Fitness bands are big business nowadays, riding the wave of public interest in getting fit and staying healthy. These devices are designed to track your exercise and lifestyle efforts and give you a digital log of exactly how well you’re doing in your regime, and they use some very clever technology to do the job. We take a look at three of the most popular products to see which one you should spend your money on. Watch the hands-on video review below for more details.
Nike is a brand that I’ve been a fan of for a long time and so I expect promising things from them when sport and tech collide.
For me the Nike+ FuelBand delivers on this. This piece of kit is a Bluetooth enabled wristband with built-in USB for charging. It comes in various sizes – small, medium/large and extra-large with the option to remove links, if needs be, to make it smaller. It tracks your everyday activity and turns it into what Nike calls ‘Fuel’ which all counts towards the ‘Daily Goal’ which you set yourself.

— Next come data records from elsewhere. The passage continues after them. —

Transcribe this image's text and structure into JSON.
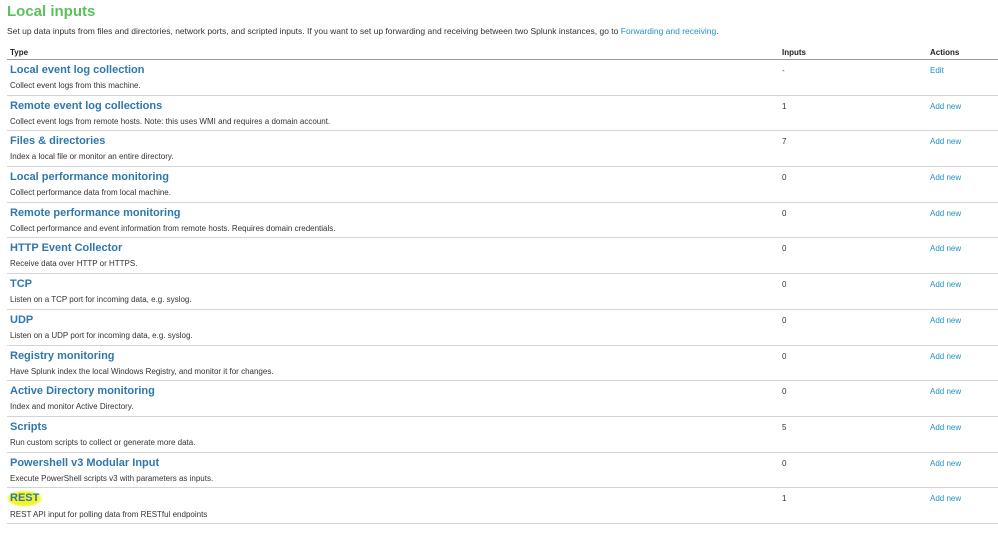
{
  "header": {
    "title": "Local inputs",
    "description": "Set up data inputs from files and directories, network ports, and scripted inputs. If you want to set up forwarding and receiving between two Splunk instances, go to",
    "link_text": "Forwarding and receiving",
    "link_suffix": "."
  },
  "table": {
    "columns": [
      "Type",
      "Inputs",
      "Actions"
    ],
    "rows": [
      {
        "title": "Local event log collection",
        "description": "Collect event logs from this machine.",
        "inputs": "-",
        "action": "Edit"
      },
      {
        "title": "Remote event log collections",
        "description": "Collect event logs from remote hosts. Note: this uses WMI and requires a domain account.",
        "inputs": "1",
        "action": "Add new"
      },
      {
        "title": "Files & directories",
        "description": "Index a local file or monitor an entire directory.",
        "inputs": "7",
        "action": "Add new"
      },
      {
        "title": "Local performance monitoring",
        "description": "Collect performance data from local machine.",
        "inputs": "0",
        "action": "Add new"
      },
      {
        "title": "Remote performance monitoring",
        "description": "Collect performance and event information from remote hosts. Requires domain credentials.",
        "inputs": "0",
        "action": "Add new"
      },
      {
        "title": "HTTP Event Collector",
        "description": "Receive data over HTTP or HTTPS.",
        "inputs": "0",
        "action": "Add new"
      },
      {
        "title": "TCP",
        "description": "Listen on a TCP port for incoming data, e.g. syslog.",
        "inputs": "0",
        "action": "Add new"
      },
      {
        "title": "UDP",
        "description": "Listen on a UDP port for incoming data, e.g. syslog.",
        "inputs": "0",
        "action": "Add new"
      },
      {
        "title": "Registry monitoring",
        "description": "Have Splunk index the local Windows Registry, and monitor it for changes.",
        "inputs": "0",
        "action": "Add new"
      },
      {
        "title": "Active Directory monitoring",
        "description": "Index and monitor Active Directory.",
        "inputs": "0",
        "action": "Add new"
      },
      {
        "title": "Scripts",
        "description": "Run custom scripts to collect or generate more data.",
        "inputs": "5",
        "action": "Add new"
      },
      {
        "title": "Powershell v3 Modular Input",
        "description": "Execute PowerShell scripts v3 with parameters as inputs.",
        "inputs": "0",
        "action": "Add new"
      },
      {
        "title": "REST",
        "description": "REST API input for polling data from RESTful endpoints",
        "inputs": "1",
        "action": "Add new"
      }
    ]
  },
  "colors": {
    "title_green": "#5cc05c",
    "link_blue": "#1e93c6",
    "row_title_blue": "#2f77ad",
    "highlight_yellow": "#f4f42a"
  }
}
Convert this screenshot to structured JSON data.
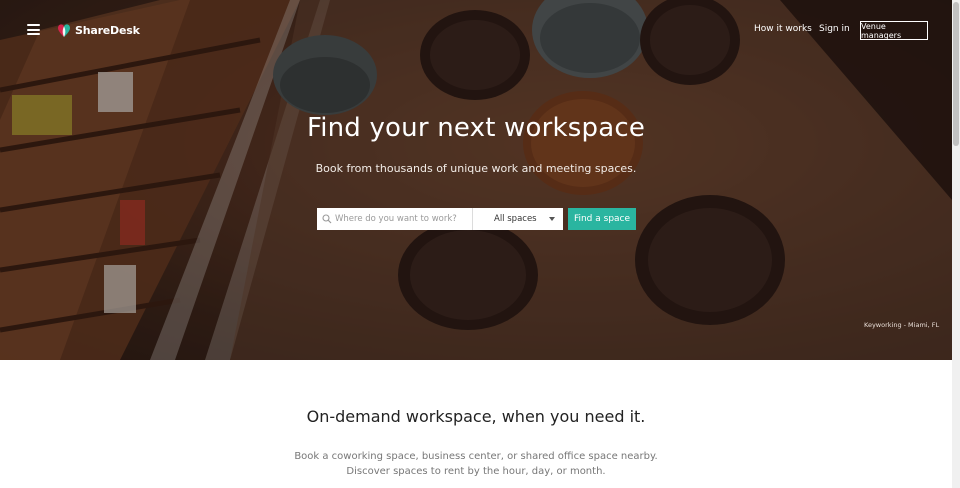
{
  "header": {
    "brand": "ShareDesk",
    "nav": {
      "how_it_works": "How it works",
      "sign_in": "Sign in",
      "venue_managers": "Venue managers"
    }
  },
  "hero": {
    "title": "Find your next workspace",
    "subtitle": "Book from thousands of unique work and meeting spaces.",
    "search": {
      "placeholder": "Where do you want to work?",
      "select_value": "All spaces",
      "button": "Find a space"
    },
    "photo_caption": "Keyworking - Miami, FL"
  },
  "section": {
    "title": "On-demand workspace, when you need it.",
    "line1": "Book a coworking space, business center, or shared office space nearby.",
    "line2": "Discover spaces to rent by the hour, day, or month."
  },
  "colors": {
    "accent": "#2ab5a0",
    "logo_red": "#d6244c",
    "logo_green": "#2ab5a0"
  },
  "icons": [
    "menu-icon",
    "search-icon",
    "chevron-down-icon"
  ]
}
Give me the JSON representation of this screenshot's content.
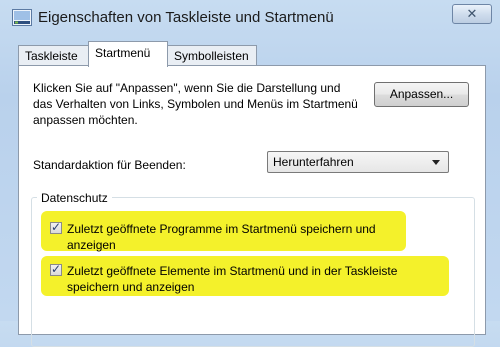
{
  "window": {
    "title": "Eigenschaften von Taskleiste und Startmenü",
    "close_glyph": "✕"
  },
  "tabs": [
    {
      "label": "Taskleiste",
      "selected": false
    },
    {
      "label": "Startmenü",
      "selected": true
    },
    {
      "label": "Symbolleisten",
      "selected": false
    }
  ],
  "startmenu": {
    "intro_text": "Klicken Sie auf \"Anpassen\", wenn Sie die Darstellung und das Verhalten von Links, Symbolen und Menüs im Startmenü anpassen möchten.",
    "customize_button": "Anpassen...",
    "shutdown_label": "Standardaktion für Beenden:",
    "shutdown_value": "Herunterfahren"
  },
  "privacy": {
    "legend": "Datenschutz",
    "options": [
      {
        "label": "Zuletzt geöffnete Programme im Startmenü speichern und anzeigen",
        "checked": true
      },
      {
        "label": "Zuletzt geöffnete Elemente im Startmenü und in der Taskleiste speichern und anzeigen",
        "checked": true
      }
    ],
    "check_glyph": "✓",
    "highlight_color": "#f4f12b"
  },
  "icons": {
    "window_icon": "taskbar-properties-icon",
    "close": "close-icon",
    "dropdown": "chevron-down-icon",
    "checkbox": "checkmark-icon"
  }
}
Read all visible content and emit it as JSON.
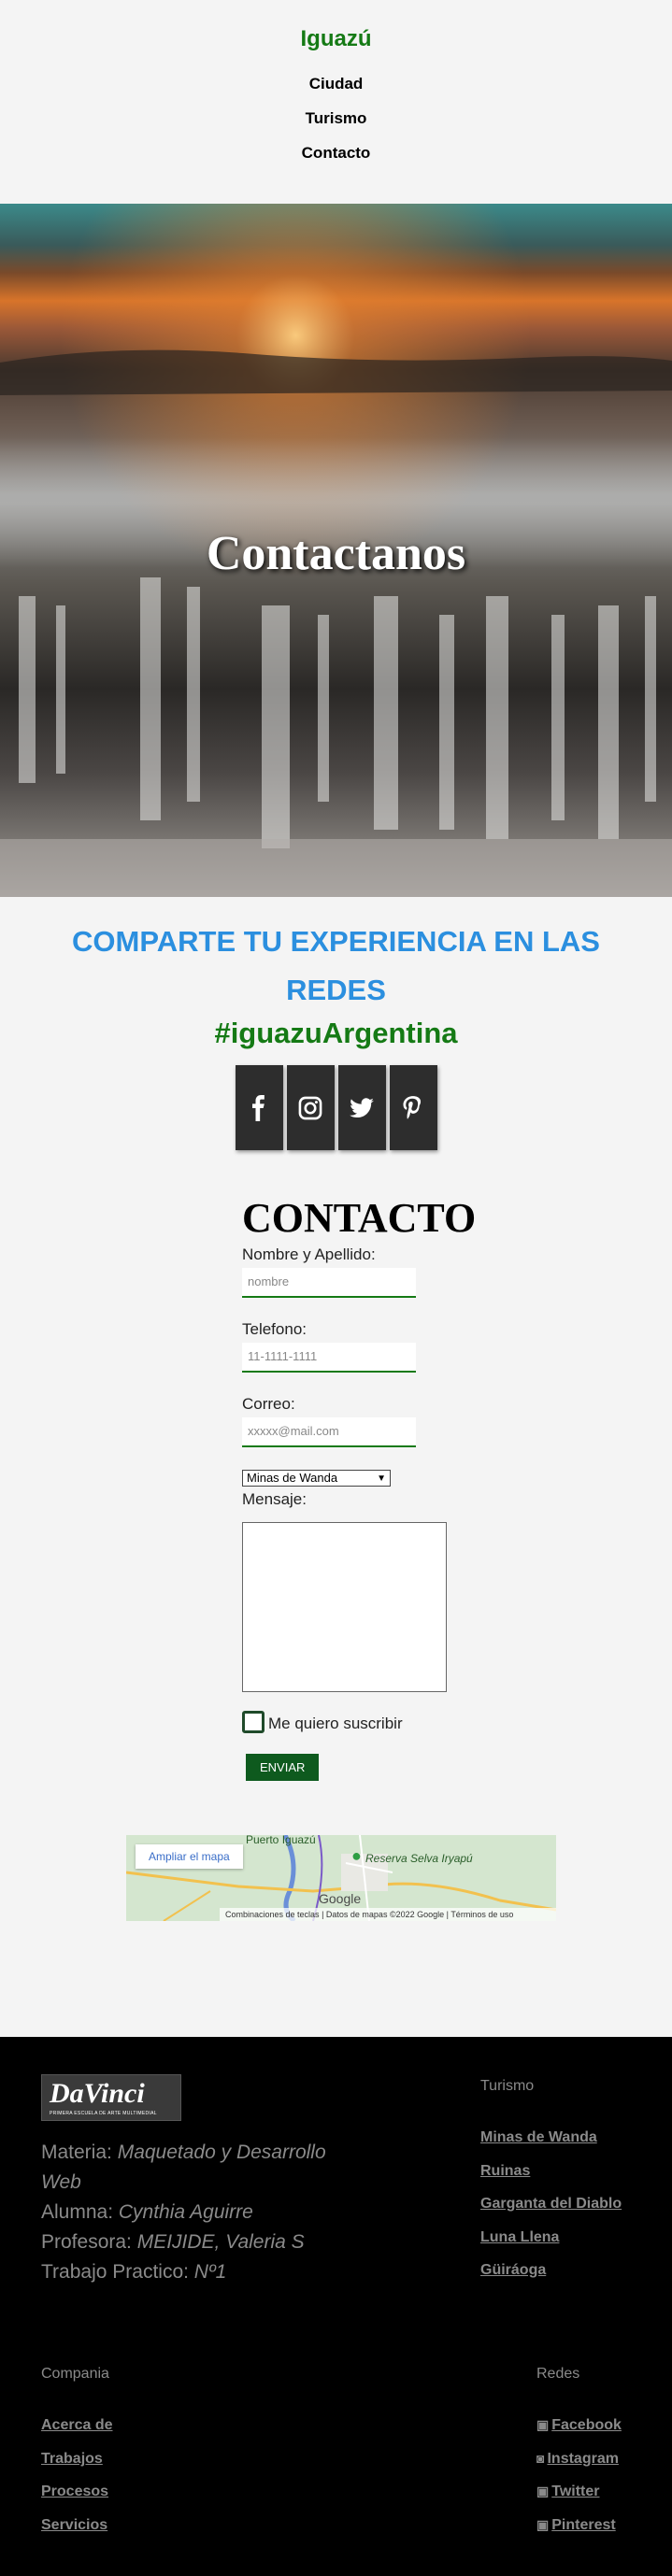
{
  "header": {
    "brand": "Iguazú",
    "nav": [
      "Ciudad",
      "Turismo",
      "Contacto"
    ]
  },
  "hero": {
    "title": "Contactanos"
  },
  "share": {
    "heading": "COMPARTE TU EXPERIENCIA EN LAS REDES",
    "hashtag": "#iguazuArgentina",
    "icons": [
      "facebook-icon",
      "instagram-icon",
      "twitter-icon",
      "pinterest-icon"
    ]
  },
  "form": {
    "title": "CONTACTO",
    "name_label": "Nombre y Apellido:",
    "name_placeholder": "nombre",
    "phone_label": "Telefono:",
    "phone_placeholder": "11-1111-1111",
    "email_label": "Correo:",
    "email_placeholder": "xxxxx@mail.com",
    "select_value": "Minas de Wanda",
    "message_label": "Mensaje:",
    "subscribe_label": "Me quiero suscribir",
    "submit_label": "ENVIAR"
  },
  "map": {
    "link": "Ampliar el mapa",
    "place1": "Puerto Iguazú",
    "place2": "Reserva Selva Iryapú",
    "google": "Google",
    "footer_shortcuts": "Combinaciones de teclas",
    "footer_data": "Datos de mapas ©2022 Google",
    "footer_terms": "Términos de uso"
  },
  "footer": {
    "logo_text": "DaVinci",
    "logo_subtext": "PRIMERA ESCUELA DE ARTE MULTIMEDIAL",
    "credits": {
      "materia_label": "Materia: ",
      "materia_value": "Maquetado y Desarrollo Web",
      "alumna_label": "Alumna: ",
      "alumna_value": "Cynthia Aguirre",
      "profesora_label": "Profesora: ",
      "profesora_value": "MEIJIDE, Valeria S",
      "tp_label": "Trabajo Practico: ",
      "tp_value": "Nº1"
    },
    "turismo_title": "Turismo",
    "turismo_links": [
      "Minas de Wanda",
      "Ruinas",
      "Garganta del Diablo",
      "Luna Llena",
      "Güiráoga"
    ],
    "compania_title": "Compania",
    "compania_links": [
      "Acerca de",
      "Trabajos",
      "Procesos",
      "Servicios"
    ],
    "redes_title": "Redes",
    "redes_links": [
      "Facebook",
      "Instagram",
      "Twitter",
      "Pinterest"
    ]
  },
  "colors": {
    "brand_green": "#157a15",
    "heading_blue": "#2b8fdf",
    "social_dark": "#2d2d2d",
    "button_green": "#0e5a1e",
    "footer_bg": "#000000"
  }
}
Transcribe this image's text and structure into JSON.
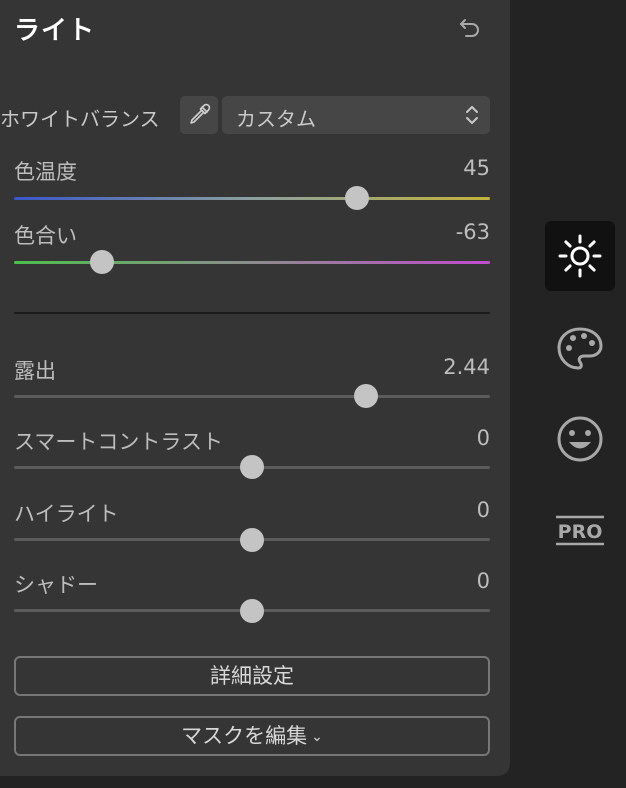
{
  "panel": {
    "title": "ライト",
    "undo_icon": "undo-icon"
  },
  "white_balance": {
    "label": "ホワイトバランス",
    "eyedropper_icon": "eyedropper-icon",
    "selected": "カスタム"
  },
  "sliders": {
    "temperature": {
      "label": "色温度",
      "value": "45",
      "position": 0.72
    },
    "tint": {
      "label": "色合い",
      "value": "-63",
      "position": 0.185
    },
    "exposure": {
      "label": "露出",
      "value": "2.44",
      "position": 0.74
    },
    "smart_contrast": {
      "label": "スマートコントラスト",
      "value": "0",
      "position": 0.5
    },
    "highlights": {
      "label": "ハイライト",
      "value": "0",
      "position": 0.5
    },
    "shadows": {
      "label": "シャドー",
      "value": "0",
      "position": 0.5
    }
  },
  "buttons": {
    "advanced": "詳細設定",
    "mask": "マスクを編集",
    "mask_chevron": "⌄"
  },
  "side_toolbar": {
    "items": [
      {
        "icon": "sun-icon",
        "active": true
      },
      {
        "icon": "palette-icon",
        "active": false
      },
      {
        "icon": "smiley-icon",
        "active": false
      },
      {
        "icon": "pro-icon",
        "label": "PRO",
        "active": false
      }
    ]
  },
  "colors": {
    "panel_bg": "#353535",
    "app_bg": "#232323",
    "thumb": "#c4c4c4"
  }
}
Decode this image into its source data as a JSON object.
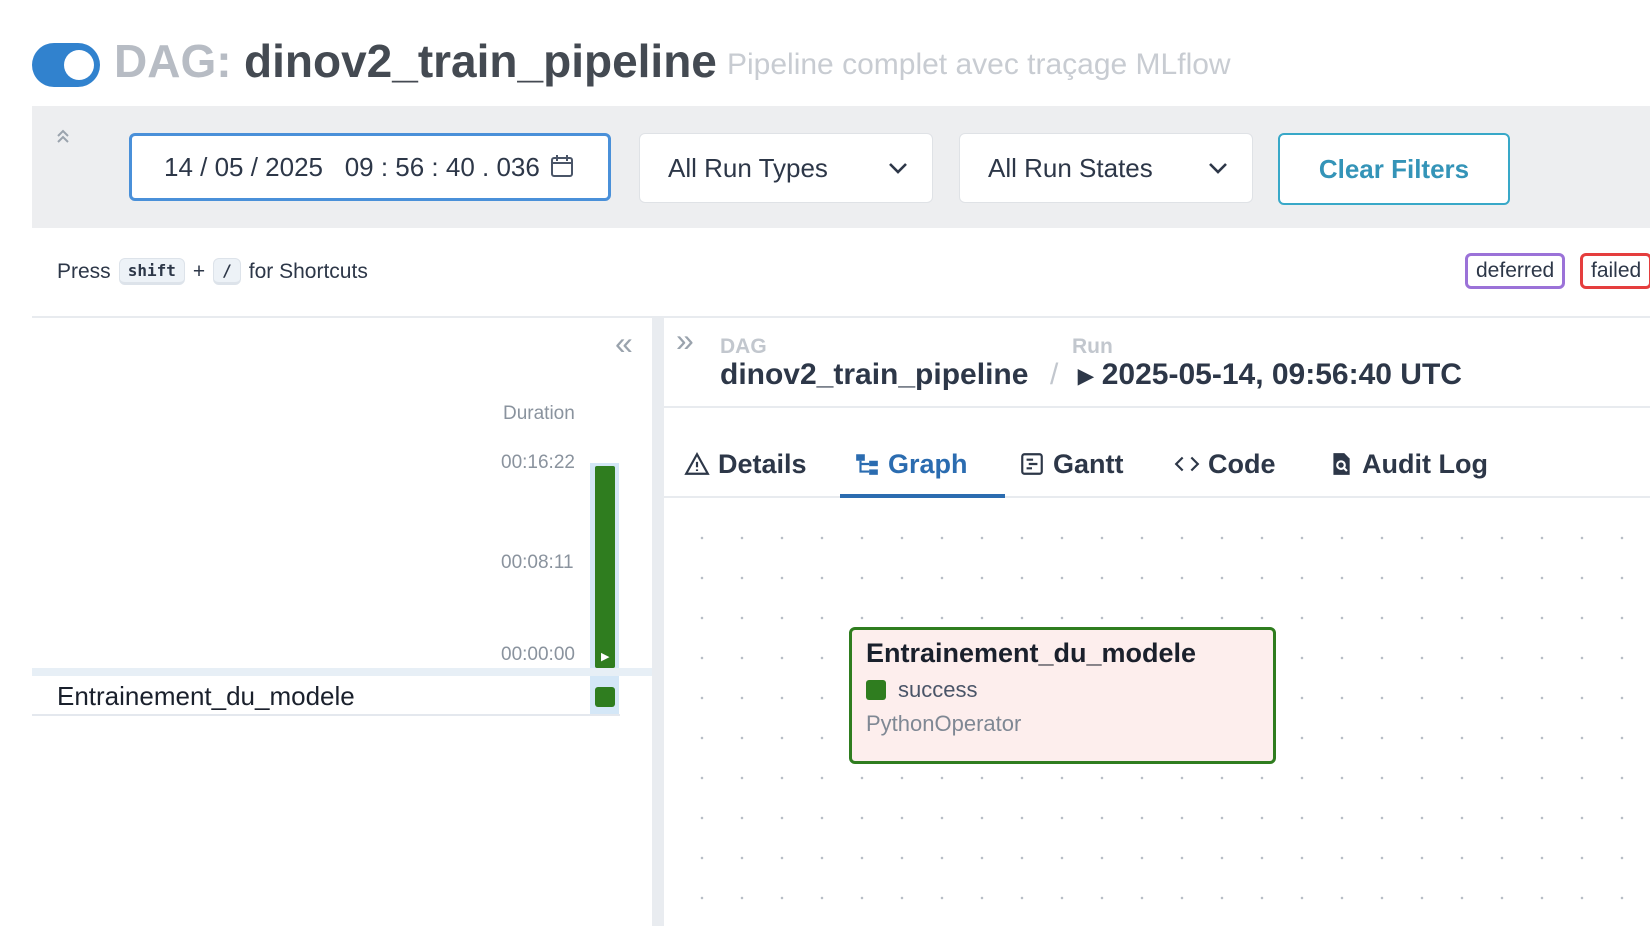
{
  "header": {
    "dag_prefix": "DAG:",
    "dag_id": "dinov2_train_pipeline",
    "description": "Pipeline complet avec traçage MLflow",
    "toggle_on": true
  },
  "filters": {
    "datetime": "14 / 05 / 2025   09 : 56 : 40 . 036",
    "run_type": "All Run Types",
    "run_state": "All Run States",
    "clear_label": "Clear Filters"
  },
  "shortcuts": {
    "press": "Press",
    "key1": "shift",
    "plus": "+",
    "key2": "/",
    "suffix": "for Shortcuts"
  },
  "legend": {
    "deferred": "deferred",
    "failed": "failed"
  },
  "grid": {
    "duration_header": "Duration",
    "ticks": [
      "00:16:22",
      "00:08:11",
      "00:00:00"
    ],
    "tasks": [
      {
        "name": "Entrainement_du_modele",
        "state": "success"
      }
    ],
    "colors": {
      "success": "#2f7d1f"
    }
  },
  "breadcrumb": {
    "dag_label": "DAG",
    "dag_value": "dinov2_train_pipeline",
    "separator": "/",
    "run_label": "Run",
    "run_value": "2025-05-14, 09:56:40 UTC"
  },
  "tabs": [
    {
      "label": "Details",
      "icon": "warning-triangle-icon"
    },
    {
      "label": "Graph",
      "icon": "graph-icon",
      "active": true
    },
    {
      "label": "Gantt",
      "icon": "gantt-icon"
    },
    {
      "label": "Code",
      "icon": "code-icon"
    },
    {
      "label": "Audit Log",
      "icon": "audit-log-icon"
    }
  ],
  "graph": {
    "node": {
      "title": "Entrainement_du_modele",
      "state": "success",
      "operator": "PythonOperator"
    }
  }
}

It’s a great way to motivate you to do more exercise as it posts this fuel onto your Nike account which you can link with your favorite social media platforms e.g. Facebook and Twitter.
Nike also has a great eco system at the moment with Nike+ and its variety of apps and a related product range. I highly rate the fantastic, simple ergonomic design of Nike products.
Now the FuelBand won’t do everything. It won’t for instance give you the option to records details about your heart rate or miles run, but it does act as a pedometer and counts your steps taken, calories burned and amount of Nike Fuel gained.
I found it really motivated me to hit my Nike Daily Goal, which encouraged me to want to share this achievement with my friends, and in some ways this makes it more interesting and a bit competitive too!
And if that’s not enough, it’s also an awesome watch.
Similar to the Nike product the Fitbit One is a wearable daily activity tracker, this time in the form of a clip. The device is Bluetooth enabled and works with both iPhone and Android smartphones. It tracks steps, calories, miles walked, stairs climbed and the time.
The accompanying app is very detailed and beautifully designed. You can also add even more information to it, such as your water consumption, food intake and overall calories consumed and it is designed to fit in with the whole seamless Fitbit health experience.
You need to invest quite a lot of effort when using the accompanying app to get the most out of the device to stay healthy and active. But if you’ve got the time and the perseverance to do so… fantastic!
However where the FitBit falls down in my opinion is how you have to wear it.
I know it’s a clip and you can clip it to your clothing, but I was concerned that it would fall off during a run or through general day-to-day activity. It also doesn’t have a built-in USB port for charging so you need to use a special cable, which also means taking it out of its clip case, thereby creating even more of a chance you and your precious tech will part company…
These tiny accessories are unfortunately all too easy to lose.
Overall, I feel the concept is good but not as well executed as the FuelBand. However, I did love the way it synced with your phone without having to manually press buttons. At a cost of Â£76 it’s also a lot cheaper and the build quality is fantastic.
I was really excited as a keen runner to try out the Scosche Rhythm. I have always tracked my runs for distance and time but I have never been able to track my heart rate to see if I’m burning fat, losing weight or improving my endurance.
However, not only is this product ugly in comparison with its peers, it really let me down during my test experience and we all know how important first impressions are.
So what happened, you may ask? Well on my first test run the battery died, even after a full charge, which immediately stopped it from tracking in the phone app. Which was very frustrating.
So I charged it again and gave it a second chance. This time I decided to take a photo halfway through my run, but by doing so it stopped my workout and re-started it again from scratch after the photo was taken. This means it actually tracked two runs instead of one, even though I had paused it?!?! What…? Big fail!
However, on the plus side, the heart rate monitor works a treat and tracks your ticker with acute detail. It’s really the poorly designed app – which is also very awkward to navigate – which lets down the whole product. The website is not much better either. I love the idea of a built-in heart rate monitor but this brand’s design is horrible. It’s bulky and the software really lets it down. Shame.
After having lived with all three products for a while, I have to come down in favor of the Nike+ FuelBand. It’s elegant, efficient and works really well to encourage you to do better in your fitness regime. The Fitbit One is also a beautifully designed device, but unfortunately the clip design means it’s just that bit more likely to be lost in action. The best I can say about the Scosche Rhythm is nice idea, shame about the implementation.
iPhone – http://store.apple.com/uk/product/HA513ZM/A/nike-fuelband-medium-large
Android – https://play.google.com/store/apps/details?id=com.alx5962.fuel (3rd party!)
iPhone – http://store.apple.com/uk/product/H9979ZM/A/scosche-rhythm-pulse-monitor
Android – https://play.google.com/store/apps/details?id=com.scosche.RHYTHM